Democratic Party leader Nicola Zingaretti has pledged to use the Democrats’ influence in the new government as a guarantee that euro-currency member Italy will help the European Union withstand the nationalist movements gaining traction on the continent, including Salvini’s forces.
The new dynamics of the coalition had an immediate effect, with the decision to designate former Democratic Premier Paolo Gentiloni for an EU commission post.
Salvini should have made the selection, since his League triumphed in May’s European Parliament elections. Instead he dithered over who to choose while strategizing his power play. After the Democrats and 5-Star teamed up in a new government excluding the League, Salvini lost his power — and with it, the opportunity to have an exponent of his nationalist party in the Brussels-based executive.
The new government’s pick of Gentiloni is “an excellent choice for Italy, which is back to being a protagonist in Europe,” tweeted Zingaretti, referring to the euroskeptic bent of the just-ended government.
Ten ministers are from the 5-Stars, nine are Democrats and a tiny left-wing party has one minister.

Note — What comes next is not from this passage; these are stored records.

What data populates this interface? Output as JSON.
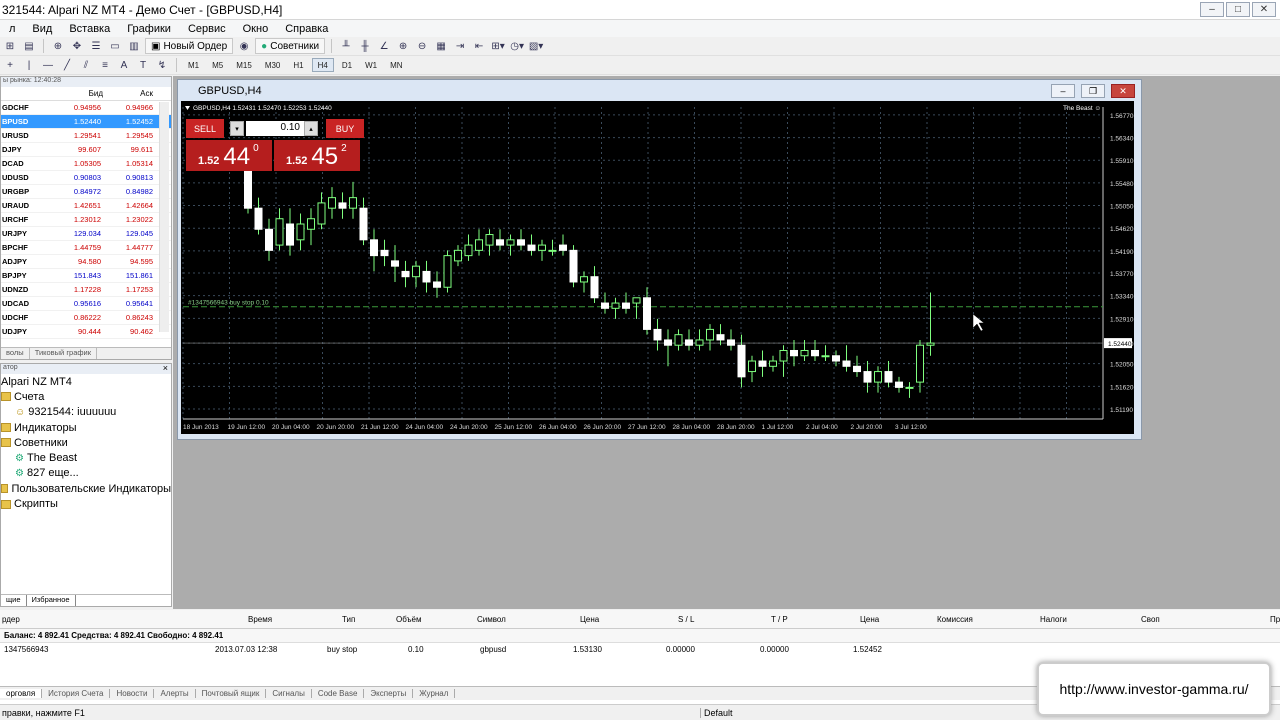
{
  "window": {
    "title": "321544: Alpari NZ MT4 - Демо Счет - [GBPUSD,H4]"
  },
  "menu": [
    "л",
    "Вид",
    "Вставка",
    "Графики",
    "Сервис",
    "Окно",
    "Справка"
  ],
  "toolbar": {
    "new_order": "Новый Ордер",
    "experts": "Советники",
    "timeframes": [
      "M1",
      "M5",
      "M15",
      "M30",
      "H1",
      "H4",
      "D1",
      "W1",
      "MN"
    ],
    "active_tf": "H4"
  },
  "market_watch": {
    "header": "ы рынка: 12:40:28",
    "col_bid": "Бид",
    "col_ask": "Аск",
    "rows": [
      {
        "sym": "GDCHF",
        "bid": "0.94956",
        "ask": "0.94966",
        "style": "red"
      },
      {
        "sym": "BPUSD",
        "bid": "1.52440",
        "ask": "1.52452",
        "style": "sel"
      },
      {
        "sym": "URUSD",
        "bid": "1.29541",
        "ask": "1.29545",
        "style": "red"
      },
      {
        "sym": "DJPY",
        "bid": "99.607",
        "ask": "99.611",
        "style": "red"
      },
      {
        "sym": "DCAD",
        "bid": "1.05305",
        "ask": "1.05314",
        "style": "red"
      },
      {
        "sym": "UDUSD",
        "bid": "0.90803",
        "ask": "0.90813",
        "style": "blue"
      },
      {
        "sym": "URGBP",
        "bid": "0.84972",
        "ask": "0.84982",
        "style": "blue"
      },
      {
        "sym": "URAUD",
        "bid": "1.42651",
        "ask": "1.42664",
        "style": "red"
      },
      {
        "sym": "URCHF",
        "bid": "1.23012",
        "ask": "1.23022",
        "style": "red"
      },
      {
        "sym": "URJPY",
        "bid": "129.034",
        "ask": "129.045",
        "style": "blue"
      },
      {
        "sym": "BPCHF",
        "bid": "1.44759",
        "ask": "1.44777",
        "style": "red"
      },
      {
        "sym": "ADJPY",
        "bid": "94.580",
        "ask": "94.595",
        "style": "red"
      },
      {
        "sym": "BPJPY",
        "bid": "151.843",
        "ask": "151.861",
        "style": "blue"
      },
      {
        "sym": "UDNZD",
        "bid": "1.17228",
        "ask": "1.17253",
        "style": "red"
      },
      {
        "sym": "UDCAD",
        "bid": "0.95616",
        "ask": "0.95641",
        "style": "blue"
      },
      {
        "sym": "UDCHF",
        "bid": "0.86222",
        "ask": "0.86243",
        "style": "red"
      },
      {
        "sym": "UDJPY",
        "bid": "90.444",
        "ask": "90.462",
        "style": "red"
      }
    ],
    "tabs": [
      "волы",
      "Тиковый график"
    ]
  },
  "navigator": {
    "header": "атор",
    "items": [
      {
        "label": "Alpari NZ MT4",
        "indent": 0,
        "icon": "none"
      },
      {
        "label": "Счета",
        "indent": 0,
        "icon": "folder"
      },
      {
        "label": "9321544: iuuuuuu",
        "indent": 1,
        "icon": "account"
      },
      {
        "label": "Индикаторы",
        "indent": 0,
        "icon": "folder"
      },
      {
        "label": "Советники",
        "indent": 0,
        "icon": "folder"
      },
      {
        "label": "The Beast",
        "indent": 1,
        "icon": "expert"
      },
      {
        "label": "827 еще...",
        "indent": 1,
        "icon": "expert"
      },
      {
        "label": "Пользовательские Индикаторы",
        "indent": 0,
        "icon": "folder"
      },
      {
        "label": "Скрипты",
        "indent": 0,
        "icon": "folder"
      }
    ],
    "tabs": [
      "щие",
      "Избранное"
    ]
  },
  "chart_window": {
    "title": "GBPUSD,H4",
    "info": "GBPUSD,H4  1.52431 1.52470 1.52253 1.52440",
    "expert": "The Beast ☺",
    "order_label": "#1347566943 buy stop 0.10"
  },
  "one_click": {
    "sell": "SELL",
    "buy": "BUY",
    "lots": "0.10",
    "sell_small": "1.52",
    "sell_big": "44",
    "sell_sup": "0",
    "buy_small": "1.52",
    "buy_big": "45",
    "buy_sup": "2"
  },
  "chart_data": {
    "type": "candlestick",
    "symbol": "GBPUSD",
    "timeframe": "H4",
    "y_ticks": [
      "1.56770",
      "1.56340",
      "1.55910",
      "1.55480",
      "1.55050",
      "1.54620",
      "1.54190",
      "1.53770",
      "1.53340",
      "1.52910",
      "1.52440",
      "1.52050",
      "1.51620",
      "1.51190"
    ],
    "ylim": [
      1.51,
      1.5692
    ],
    "x_ticks": [
      "18 Jun 2013",
      "19 Jun 12:00",
      "20 Jun 04:00",
      "20 Jun 20:00",
      "21 Jun 12:00",
      "24 Jun 04:00",
      "24 Jun 20:00",
      "25 Jun 12:00",
      "26 Jun 04:00",
      "26 Jun 20:00",
      "27 Jun 12:00",
      "28 Jun 04:00",
      "28 Jun 20:00",
      "1 Jul 12:00",
      "2 Jul 04:00",
      "2 Jul 20:00",
      "3 Jul 12:00"
    ],
    "current_price": 1.5244,
    "buy_stop_price": 1.5313,
    "candles": [
      [
        1.557,
        1.558,
        1.549,
        1.55
      ],
      [
        1.55,
        1.552,
        1.545,
        1.546
      ],
      [
        1.546,
        1.548,
        1.54,
        1.542
      ],
      [
        1.543,
        1.55,
        1.542,
        1.548
      ],
      [
        1.547,
        1.55,
        1.541,
        1.543
      ],
      [
        1.544,
        1.549,
        1.542,
        1.547
      ],
      [
        1.546,
        1.55,
        1.543,
        1.548
      ],
      [
        1.547,
        1.553,
        1.546,
        1.551
      ],
      [
        1.55,
        1.554,
        1.548,
        1.552
      ],
      [
        1.551,
        1.553,
        1.548,
        1.55
      ],
      [
        1.55,
        1.555,
        1.548,
        1.552
      ],
      [
        1.55,
        1.552,
        1.543,
        1.544
      ],
      [
        1.544,
        1.546,
        1.538,
        1.541
      ],
      [
        1.542,
        1.544,
        1.539,
        1.541
      ],
      [
        1.54,
        1.543,
        1.536,
        1.539
      ],
      [
        1.538,
        1.54,
        1.535,
        1.537
      ],
      [
        1.537,
        1.54,
        1.535,
        1.539
      ],
      [
        1.538,
        1.54,
        1.534,
        1.536
      ],
      [
        1.536,
        1.538,
        1.533,
        1.535
      ],
      [
        1.535,
        1.542,
        1.534,
        1.541
      ],
      [
        1.54,
        1.543,
        1.539,
        1.542
      ],
      [
        1.541,
        1.545,
        1.54,
        1.543
      ],
      [
        1.542,
        1.546,
        1.541,
        1.544
      ],
      [
        1.543,
        1.546,
        1.541,
        1.545
      ],
      [
        1.544,
        1.546,
        1.542,
        1.543
      ],
      [
        1.543,
        1.545,
        1.541,
        1.544
      ],
      [
        1.544,
        1.546,
        1.542,
        1.543
      ],
      [
        1.543,
        1.545,
        1.541,
        1.542
      ],
      [
        1.542,
        1.544,
        1.54,
        1.543
      ],
      [
        1.542,
        1.544,
        1.541,
        1.542
      ],
      [
        1.543,
        1.545,
        1.541,
        1.542
      ],
      [
        1.542,
        1.543,
        1.535,
        1.536
      ],
      [
        1.536,
        1.538,
        1.534,
        1.537
      ],
      [
        1.537,
        1.539,
        1.532,
        1.533
      ],
      [
        1.532,
        1.534,
        1.53,
        1.531
      ],
      [
        1.531,
        1.533,
        1.529,
        1.532
      ],
      [
        1.532,
        1.534,
        1.53,
        1.531
      ],
      [
        1.532,
        1.533,
        1.529,
        1.533
      ],
      [
        1.533,
        1.535,
        1.526,
        1.527
      ],
      [
        1.527,
        1.529,
        1.523,
        1.525
      ],
      [
        1.525,
        1.527,
        1.52,
        1.524
      ],
      [
        1.524,
        1.527,
        1.523,
        1.526
      ],
      [
        1.525,
        1.527,
        1.523,
        1.524
      ],
      [
        1.524,
        1.527,
        1.523,
        1.525
      ],
      [
        1.525,
        1.528,
        1.523,
        1.527
      ],
      [
        1.526,
        1.528,
        1.524,
        1.525
      ],
      [
        1.525,
        1.527,
        1.523,
        1.524
      ],
      [
        1.524,
        1.526,
        1.516,
        1.518
      ],
      [
        1.519,
        1.522,
        1.517,
        1.521
      ],
      [
        1.521,
        1.523,
        1.518,
        1.52
      ],
      [
        1.52,
        1.522,
        1.519,
        1.521
      ],
      [
        1.521,
        1.524,
        1.518,
        1.523
      ],
      [
        1.523,
        1.525,
        1.52,
        1.522
      ],
      [
        1.522,
        1.525,
        1.521,
        1.523
      ],
      [
        1.523,
        1.525,
        1.521,
        1.522
      ],
      [
        1.522,
        1.524,
        1.521,
        1.522
      ],
      [
        1.522,
        1.523,
        1.52,
        1.521
      ],
      [
        1.521,
        1.524,
        1.519,
        1.52
      ],
      [
        1.52,
        1.522,
        1.518,
        1.519
      ],
      [
        1.519,
        1.521,
        1.515,
        1.517
      ],
      [
        1.517,
        1.52,
        1.515,
        1.519
      ],
      [
        1.519,
        1.521,
        1.516,
        1.517
      ],
      [
        1.517,
        1.518,
        1.515,
        1.516
      ],
      [
        1.516,
        1.517,
        1.514,
        1.516
      ],
      [
        1.517,
        1.525,
        1.515,
        1.524
      ],
      [
        1.524,
        1.534,
        1.522,
        1.5244
      ]
    ]
  },
  "terminal": {
    "headers": [
      "рдер",
      "Время",
      "Тип",
      "Объём",
      "Символ",
      "Цена",
      "S / L",
      "T / P",
      "Цена",
      "Комиссия",
      "Налоги",
      "Своп",
      "Пр"
    ],
    "balance": "Баланс: 4 892.41  Средства: 4 892.41  Свободно: 4 892.41",
    "order": [
      "1347566943",
      "2013.07.03 12:38",
      "buy stop",
      "0.10",
      "gbpusd",
      "1.53130",
      "0.00000",
      "0.00000",
      "1.52452"
    ],
    "tabs": [
      "орговля",
      "История Счета",
      "Новости",
      "Алерты",
      "Почтовый ящик",
      "Сигналы",
      "Code Base",
      "Эксперты",
      "Журнал"
    ]
  },
  "status": {
    "help": "правки, нажмите F1",
    "profile": "Default"
  },
  "banner": {
    "url": "http://www.investor-gamma.ru/"
  }
}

The one minister without any party affiliations is the interior minister, who plays a central role in dealing with the migrant crisis. Luciana Lamorgese has spent most of her career in interior ministry posts.
Although the Democrat-led government preceding Conte’s first coalition began making it harder for humanitarian boats which rescue migrants in the Mediterranean Sea to operate, Salvini stiffened the crackdown considerably. That reflected his voter base, which largely blames migrants for crime.
How long this coalition of former enemies lasts could largely depend on how determined it is to avoid early elections that could bring Salvini back to power. Soaring in popularity in opinion polls, Salvini had calculated that by bolting from Conte’s first coalition, early elections would be called that would give him the premiership.
But the marriage of convenience between the 5-Stars, whose popularity was sinking in opinion polls, and the Democrats, Parliament’s largest opposition force, thwarted Salvini’s gambit, at least for now.
The new coalition has a slim majority in Parliament, where Conte’s government faces mandatory confidence votes in each chamber early next week.
Giorgia Meloni, who leads the steadily growing far-right Brothers of Italy Party, has called for supporters to protest outside the Chamber of Deputies headquarters on Monday, when Conte will pitch for lawmakers’ votes.